Is your pet a party animal? In Illumination Entertainment’s The Secret Life of Pets furry family members spend their downtime between walks, treats, and sleeping in comfy beds inviting their pals in similar positions over for parties. They also have apparently learned how to give themselves massages using kitchen appliances and wile away the hours while their owners are at work by staring out windows and occasionally barking, protecting the neighborhood from pesky squirrels and other critters who populate suburban neighborhoods.
The PG animated film provides plenty of laughs while following the adventures of a select group of neighborhood pets, but it also reinforces the important message that adopting a pet is a lifelong commitment. Pets are not disposable and shouldn’t be tossed aside when they’re no longer cute, small, or convenient, and in The Secret Life of Pets breaking that rule of pet ownership has created a gang of marauding animals who hate people. Led by Snowball the bunny (voiced by Kevin Hart), the former pets dwell in the New York underground where they plot their revolution against humans.
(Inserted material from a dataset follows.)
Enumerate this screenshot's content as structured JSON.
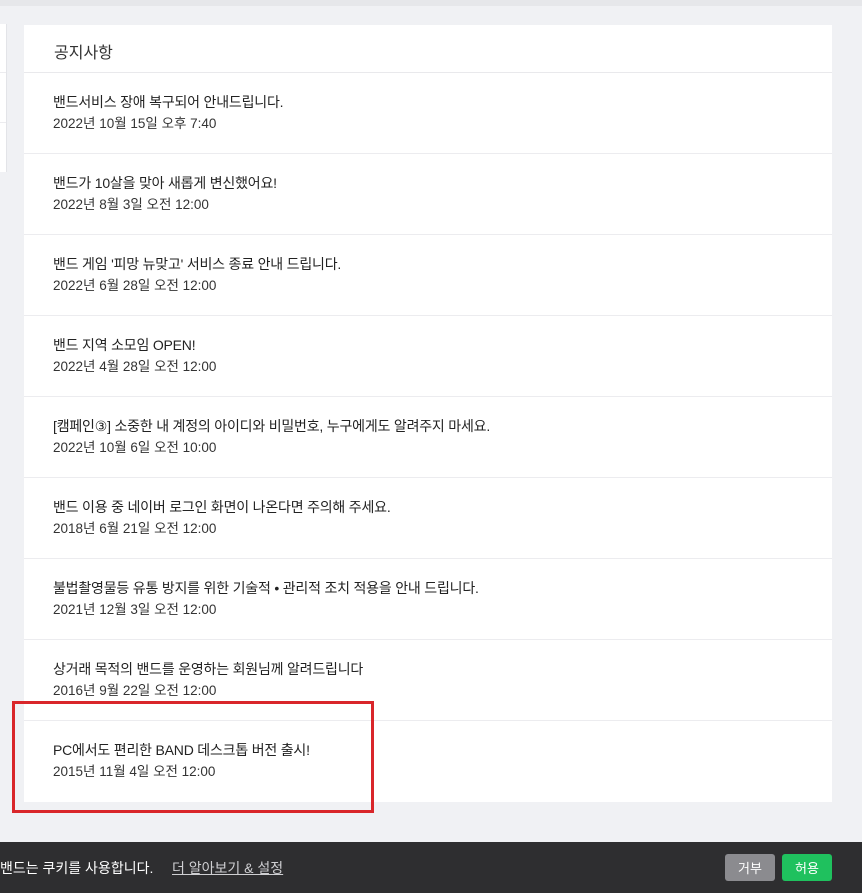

On the other side of town, Max (Louis C.K.), a lovable terrier mix who’s owned by Katie (Ellie Kemper), would never voluntarily run away from home. He loves his life and his furry friends, and simply adores his Katie. But his calm, orderly life is thrown into chaos when Katie brings home Duke (Eric Stonestreet), a huge, hairy stray who Katie thinks will keep Max company while she’s at work. Duke and Max are immediately at odds over who rules the roost, and after a particularly bad day at the dog park, Max and Duke find themselves needing Snowball’s help escaping the dog catcher. They convince the psycho bunny they’ve also been tossed aside by humans and are welcomed into the underground lair of discarded dogs, cats, rats, birds, bunnies, lizards, snakes, alligators, and sea monkeys. Yes, sea monkeys. It doesn’t take long before the Army of Flushed Pets figures out that Max and Duke aren’t rebel material and the chase is on across New York as the lost dogs attempt to find their way back to Katie, with Snowball and his gang in close pursuit.
The Secret Life of Pets has a sweetness to it that’s not overly saccharine, and it plays just as well for dog lovers as it does for those into cats (or birds, guinea pigs, or rabbits). The voice cast is outstanding, with Louis C.K. and Eric Stonestreet leading the pack as Max and Duke, the new brothers who are forced into working together and who – of course – form a close bond by the end of the film. Kevin Hart’s Snowball is a wise-cracking ball of energy and fur, and his timing is perfect, lending the character the right balance of craziness and cuteness. Nearly stealing the film is Jenny Slate as Gidget the Pomeranian, an adorable ball of fur who is addicted to telenovelas and is secretly madly in love with Max. Other standouts in the voice cast include Bobby Moynihan lending his voice to a goofy pug named Mel; Hannibal Buress providing the voice for Buddy, a first-rate party animal dachshund; Lake Bell as Chloe, a fat cat with an inexhaustible appetite who is Max’s closest confidante; Albert Brooks who takes on the role of a red-tailed hawk forced into curbing his appetite in order to assist with the rescue of Max and Duke; and Chris Renaud as the voice of a perpetually lost guinea pig named Norman.
The central theme of responsible pet ownership is coated with enough laughs and thrills to make it go down easy. The lesson’s especially important for the younger audience, but adults will be reminded of the commitment necessary to provide pets with furever homes.
The animation, as is always the case with Illumination Entertainment’s films, is stunning and even in 3-D the colors remained vibrant and fairly sprang off the screen. And, there’s enough humor aimed at adults to make the film one that will keep audiences of all ages engaged for the 90-minute running time.
The Secret Life of Pets is a fun look at the world as viewed through the eyes of our pets. Anyone who’s ever shared their life with an animal should be left feeling all warm and fuzzy and with the urge to go home and hug their furry family member.
Directed By: Chris Renaud and Yarrow Cheney
MPAA Rating: PG for action and some rude humor
Running Time: 90 minutes
Release Date: July 8, 2016